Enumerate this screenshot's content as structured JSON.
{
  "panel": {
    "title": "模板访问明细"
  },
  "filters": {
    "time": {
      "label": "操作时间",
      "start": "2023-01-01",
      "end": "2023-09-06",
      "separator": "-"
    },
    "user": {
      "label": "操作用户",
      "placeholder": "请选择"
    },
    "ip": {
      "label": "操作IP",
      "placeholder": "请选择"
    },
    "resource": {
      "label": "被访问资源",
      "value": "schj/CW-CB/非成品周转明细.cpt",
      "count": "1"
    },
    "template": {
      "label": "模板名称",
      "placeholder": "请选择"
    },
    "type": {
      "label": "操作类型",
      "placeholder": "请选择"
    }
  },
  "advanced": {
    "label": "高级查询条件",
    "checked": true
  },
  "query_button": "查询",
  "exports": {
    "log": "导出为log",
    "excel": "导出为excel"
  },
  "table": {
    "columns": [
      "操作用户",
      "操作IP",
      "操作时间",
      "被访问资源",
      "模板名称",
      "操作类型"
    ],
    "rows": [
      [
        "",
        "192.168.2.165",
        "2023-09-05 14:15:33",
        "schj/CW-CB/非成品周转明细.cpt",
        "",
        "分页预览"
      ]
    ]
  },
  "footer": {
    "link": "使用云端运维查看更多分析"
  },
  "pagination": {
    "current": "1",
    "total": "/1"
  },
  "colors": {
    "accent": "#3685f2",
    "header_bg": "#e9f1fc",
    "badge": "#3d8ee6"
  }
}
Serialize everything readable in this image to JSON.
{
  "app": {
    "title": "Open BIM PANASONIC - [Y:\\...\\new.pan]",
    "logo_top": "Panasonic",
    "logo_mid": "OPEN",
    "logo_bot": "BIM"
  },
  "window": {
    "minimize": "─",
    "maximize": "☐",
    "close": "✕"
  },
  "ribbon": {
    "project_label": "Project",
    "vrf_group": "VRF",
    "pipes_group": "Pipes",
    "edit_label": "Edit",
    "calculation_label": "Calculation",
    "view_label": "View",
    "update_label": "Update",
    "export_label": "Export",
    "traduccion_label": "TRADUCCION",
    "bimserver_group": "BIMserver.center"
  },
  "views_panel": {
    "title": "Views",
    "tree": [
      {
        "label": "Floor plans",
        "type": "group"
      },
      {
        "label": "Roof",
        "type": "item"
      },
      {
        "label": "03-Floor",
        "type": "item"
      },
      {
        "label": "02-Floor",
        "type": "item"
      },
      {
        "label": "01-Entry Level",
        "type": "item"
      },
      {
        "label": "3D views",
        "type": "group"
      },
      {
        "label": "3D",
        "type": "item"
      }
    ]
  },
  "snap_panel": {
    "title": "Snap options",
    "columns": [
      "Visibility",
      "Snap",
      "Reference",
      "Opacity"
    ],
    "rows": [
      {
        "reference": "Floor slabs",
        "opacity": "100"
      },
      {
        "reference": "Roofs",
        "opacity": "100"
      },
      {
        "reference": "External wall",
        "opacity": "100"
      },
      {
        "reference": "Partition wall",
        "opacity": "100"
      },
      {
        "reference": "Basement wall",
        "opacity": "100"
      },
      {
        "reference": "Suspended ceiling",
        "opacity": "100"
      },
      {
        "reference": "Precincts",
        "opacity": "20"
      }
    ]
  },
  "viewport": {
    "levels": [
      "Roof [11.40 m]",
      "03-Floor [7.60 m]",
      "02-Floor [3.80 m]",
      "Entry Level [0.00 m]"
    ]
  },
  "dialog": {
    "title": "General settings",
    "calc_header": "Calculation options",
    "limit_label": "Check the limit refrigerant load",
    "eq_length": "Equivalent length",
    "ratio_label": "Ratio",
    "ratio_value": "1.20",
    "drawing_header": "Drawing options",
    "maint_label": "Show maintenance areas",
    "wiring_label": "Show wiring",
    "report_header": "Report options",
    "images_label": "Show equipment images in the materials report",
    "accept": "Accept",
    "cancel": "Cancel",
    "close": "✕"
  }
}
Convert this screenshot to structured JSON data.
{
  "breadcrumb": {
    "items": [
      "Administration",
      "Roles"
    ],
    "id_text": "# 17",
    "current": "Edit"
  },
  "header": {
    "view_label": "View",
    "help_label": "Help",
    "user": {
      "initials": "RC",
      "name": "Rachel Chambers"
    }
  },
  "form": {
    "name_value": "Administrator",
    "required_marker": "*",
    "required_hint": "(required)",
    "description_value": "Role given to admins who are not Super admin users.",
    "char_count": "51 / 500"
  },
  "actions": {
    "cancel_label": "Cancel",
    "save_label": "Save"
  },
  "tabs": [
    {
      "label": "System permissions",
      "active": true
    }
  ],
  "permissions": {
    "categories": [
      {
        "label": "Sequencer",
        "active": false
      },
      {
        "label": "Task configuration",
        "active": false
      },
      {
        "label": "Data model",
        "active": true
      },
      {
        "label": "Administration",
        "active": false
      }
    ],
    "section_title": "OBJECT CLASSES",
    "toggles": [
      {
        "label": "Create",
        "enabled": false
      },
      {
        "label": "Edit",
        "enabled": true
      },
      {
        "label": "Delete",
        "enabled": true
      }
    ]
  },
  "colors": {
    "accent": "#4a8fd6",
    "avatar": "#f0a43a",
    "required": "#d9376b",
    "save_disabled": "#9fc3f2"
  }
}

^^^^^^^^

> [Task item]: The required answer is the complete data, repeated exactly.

> [Solution for this exercise]:
Enumerate this screenshot's content as structured JSON.
{
  "panel": {
    "title": "模板访问明细"
  },
  "filters": {
    "time": {
      "label": "操作时间",
      "start": "2023-01-01",
      "end": "2023-09-06",
      "separator": "-"
    },
    "user": {
      "label": "操作用户",
      "placeholder": "请选择"
    },
    "ip": {
      "label": "操作IP",
      "placeholder": "请选择"
    },
    "resource": {
      "label": "被访问资源",
      "value": "schj/CW-CB/非成品周转明细.cpt",
      "count": "1"
    },
    "template": {
      "label": "模板名称",
      "placeholder": "请选择"
    },
    "type": {
      "label": "操作类型",
      "placeholder": "请选择"
    }
  },
  "advanced": {
    "label": "高级查询条件",
    "checked": true
  },
  "query_button": "查询",
  "exports": {
    "log": "导出为log",
    "excel": "导出为excel"
  },
  "table": {
    "columns": [
      "操作用户",
      "操作IP",
      "操作时间",
      "被访问资源",
      "模板名称",
      "操作类型"
    ],
    "rows": [
      [
        "",
        "192.168.2.165",
        "2023-09-05 14:15:33",
        "schj/CW-CB/非成品周转明细.cpt",
        "",
        "分页预览"
      ]
    ]
  },
  "footer": {
    "link": "使用云端运维查看更多分析"
  },
  "pagination": {
    "current": "1",
    "total": "/1"
  },
  "colors": {
    "accent": "#3685f2",
    "header_bg": "#e9f1fc",
    "badge": "#3d8ee6"
  }
}
Serialize everything readable in this image to JSON.
{
  "app": {
    "title": "Open BIM PANASONIC - [Y:\\...\\new.pan]",
    "logo_top": "Panasonic",
    "logo_mid": "OPEN",
    "logo_bot": "BIM"
  },
  "window": {
    "minimize": "─",
    "maximize": "☐",
    "close": "✕"
  },
  "ribbon": {
    "project_label": "Project",
    "vrf_group": "VRF",
    "pipes_group": "Pipes",
    "edit_label": "Edit",
    "calculation_label": "Calculation",
    "view_label": "View",
    "update_label": "Update",
    "export_label": "Export",
    "traduccion_label": "TRADUCCION",
    "bimserver_group": "BIMserver.center"
  },
  "views_panel": {
    "title": "Views",
    "tree": [
      {
        "label": "Floor plans",
        "type": "group"
      },
      {
        "label": "Roof",
        "type": "item"
      },
      {
        "label": "03-Floor",
        "type": "item"
      },
      {
        "label": "02-Floor",
        "type": "item"
      },
      {
        "label": "01-Entry Level",
        "type": "item"
      },
      {
        "label": "3D views",
        "type": "group"
      },
      {
        "label": "3D",
        "type": "item"
      }
    ]
  },
  "snap_panel": {
    "title": "Snap options",
    "columns": [
      "Visibility",
      "Snap",
      "Reference",
      "Opacity"
    ],
    "rows": [
      {
        "reference": "Floor slabs",
        "opacity": "100"
      },
      {
        "reference": "Roofs",
        "opacity": "100"
      },
      {
        "reference": "External wall",
        "opacity": "100"
      },
      {
        "reference": "Partition wall",
        "opacity": "100"
      },
      {
        "reference": "Basement wall",
        "opacity": "100"
      },
      {
        "reference": "Suspended ceiling",
        "opacity": "100"
      },
      {
        "reference": "Precincts",
        "opacity": "20"
      }
    ]
  },
  "viewport": {
    "levels": [
      "Roof [11.40 m]",
      "03-Floor [7.60 m]",
      "02-Floor [3.80 m]",
      "Entry Level [0.00 m]"
    ]
  },
  "dialog": {
    "title": "General settings",
    "calc_header": "Calculation options",
    "limit_label": "Check the limit refrigerant load",
    "eq_length": "Equivalent length",
    "ratio_label": "Ratio",
    "ratio_value": "1.20",
    "drawing_header": "Drawing options",
    "maint_label": "Show maintenance areas",
    "wiring_label": "Show wiring",
    "report_header": "Report options",
    "images_label": "Show equipment images in the materials report",
    "accept": "Accept",
    "cancel": "Cancel",
    "close": "✕"
  }
}
Convert this screenshot to structured JSON data.
{
  "breadcrumb": {
    "items": [
      "Administration",
      "Roles"
    ],
    "id_text": "# 17",
    "current": "Edit"
  },
  "header": {
    "view_label": "View",
    "help_label": "Help",
    "user": {
      "initials": "RC",
      "name": "Rachel Chambers"
    }
  },
  "form": {
    "name_value": "Administrator",
    "required_marker": "*",
    "required_hint": "(required)",
    "description_value": "Role given to admins who are not Super admin users.",
    "char_count": "51 / 500"
  },
  "actions": {
    "cancel_label": "Cancel",
    "save_label": "Save"
  },
  "tabs": [
    {
      "label": "System permissions",
      "active": true
    }
  ],
  "permissions": {
    "categories": [
      {
        "label": "Sequencer",
        "active": false
      },
      {
        "label": "Task configuration",
        "active": false
      },
      {
        "label": "Data model",
        "active": true
      },
      {
        "label": "Administration",
        "active": false
      }
    ],
    "section_title": "OBJECT CLASSES",
    "toggles": [
      {
        "label": "Create",
        "enabled": false
      },
      {
        "label": "Edit",
        "enabled": true
      },
      {
        "label": "Delete",
        "enabled": true
      }
    ]
  },
  "colors": {
    "accent": "#4a8fd6",
    "avatar": "#f0a43a",
    "required": "#d9376b",
    "save_disabled": "#9fc3f2"
  }
}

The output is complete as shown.